» **Work request**
Repeat the data as given. Images do not go in the copy.

» **Provided entries**
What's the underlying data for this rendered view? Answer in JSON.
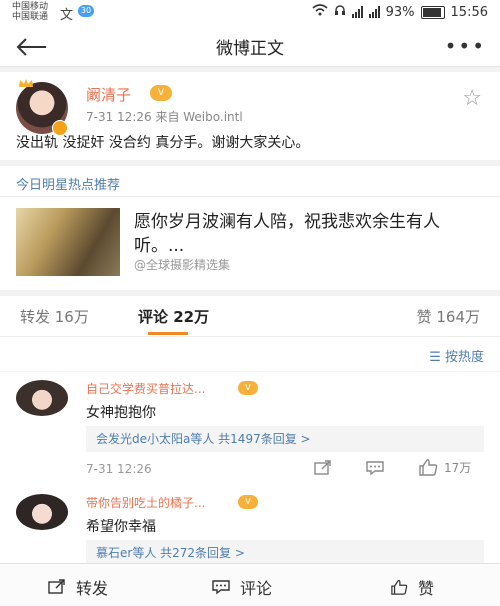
{
  "status_bar": {
    "carrier_1": "中国移动",
    "carrier_2": "中国联通",
    "badge": "30",
    "battery": "93%",
    "time": "15:56"
  },
  "nav": {
    "title": "微博正文",
    "more": "•••"
  },
  "post": {
    "username": "阚清子",
    "vip_badge": "V",
    "meta": "7-31 12:26  来自 Weibo.intl",
    "text": "没出轨 没捉奸 没合约 真分手。谢谢大家关心。"
  },
  "hot": {
    "title": "今日明星热点推荐",
    "headline": "愿你岁月波澜有人陪，祝我悲欢余生有人听。...",
    "source": "@全球摄影精选集"
  },
  "tabs": {
    "repost": "转发 16万",
    "comment": "评论 22万",
    "like": "赞 164万"
  },
  "sort": {
    "label": "按热度"
  },
  "comments": [
    {
      "name": "自己交学费买普拉达...",
      "text": "女神抱抱你",
      "replies": "会发光de小太阳a等人  共1497条回复 >",
      "time": "7-31 12:26",
      "likes": "17万"
    },
    {
      "name": "带你告别吃土的橘子...",
      "text": "希望你幸福",
      "replies": "慕石er等人  共272条回复 >"
    }
  ],
  "bottom_bar": {
    "repost": "转发",
    "comment": "评论",
    "like": "赞"
  }
}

» **Task result**
What's the underlying data for this rendered view? Answer in JSON.
{
  "status_bar": {
    "carrier_1": "中国移动",
    "carrier_2": "中国联通",
    "badge": "30",
    "battery": "93%",
    "time": "15:56"
  },
  "nav": {
    "title": "微博正文",
    "more": "•••"
  },
  "post": {
    "username": "阚清子",
    "vip_badge": "V",
    "meta": "7-31 12:26  来自 Weibo.intl",
    "text": "没出轨 没捉奸 没合约 真分手。谢谢大家关心。"
  },
  "hot": {
    "title": "今日明星热点推荐",
    "headline": "愿你岁月波澜有人陪，祝我悲欢余生有人听。...",
    "source": "@全球摄影精选集"
  },
  "tabs": {
    "repost": "转发 16万",
    "comment": "评论 22万",
    "like": "赞 164万"
  },
  "sort": {
    "label": "按热度"
  },
  "comments": [
    {
      "name": "自己交学费买普拉达...",
      "text": "女神抱抱你",
      "replies": "会发光de小太阳a等人  共1497条回复 >",
      "time": "7-31 12:26",
      "likes": "17万"
    },
    {
      "name": "带你告别吃土的橘子...",
      "text": "希望你幸福",
      "replies": "慕石er等人  共272条回复 >"
    }
  ],
  "bottom_bar": {
    "repost": "转发",
    "comment": "评论",
    "like": "赞"
  }
}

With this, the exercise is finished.